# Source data
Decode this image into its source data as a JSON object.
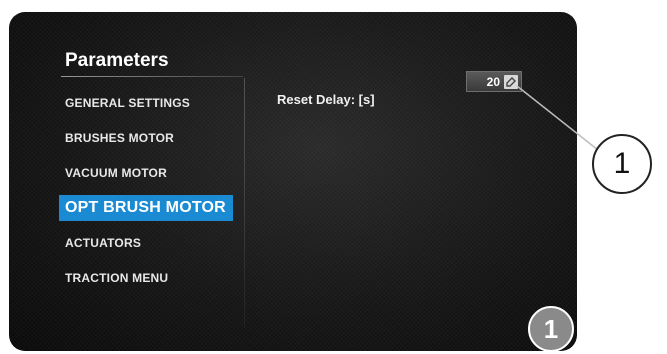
{
  "panel": {
    "title": "Parameters"
  },
  "menu": {
    "items": [
      {
        "label": "GENERAL SETTINGS",
        "active": false
      },
      {
        "label": "BRUSHES MOTOR",
        "active": false
      },
      {
        "label": "VACUUM MOTOR",
        "active": false
      },
      {
        "label": "OPT BRUSH MOTOR",
        "active": true
      },
      {
        "label": "ACTUATORS",
        "active": false
      },
      {
        "label": "TRACTION MENU",
        "active": false
      }
    ]
  },
  "parameter": {
    "label": "Reset Delay: [s]",
    "value": "20",
    "edit_icon": "edit-icon"
  },
  "callout": {
    "number": "1"
  },
  "page_badge": {
    "number": "1"
  },
  "colors": {
    "active_item": "#1a8ad2",
    "screen_bg": "#151515",
    "badge": "#8a8a8a"
  }
}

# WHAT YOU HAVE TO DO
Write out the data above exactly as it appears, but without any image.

# RESULT OF THE TASK
Decode this image into its source data as a JSON object.
{
  "panel": {
    "title": "Parameters"
  },
  "menu": {
    "items": [
      {
        "label": "GENERAL SETTINGS",
        "active": false
      },
      {
        "label": "BRUSHES MOTOR",
        "active": false
      },
      {
        "label": "VACUUM MOTOR",
        "active": false
      },
      {
        "label": "OPT BRUSH MOTOR",
        "active": true
      },
      {
        "label": "ACTUATORS",
        "active": false
      },
      {
        "label": "TRACTION MENU",
        "active": false
      }
    ]
  },
  "parameter": {
    "label": "Reset Delay: [s]",
    "value": "20",
    "edit_icon": "edit-icon"
  },
  "callout": {
    "number": "1"
  },
  "page_badge": {
    "number": "1"
  },
  "colors": {
    "active_item": "#1a8ad2",
    "screen_bg": "#151515",
    "badge": "#8a8a8a"
  }
}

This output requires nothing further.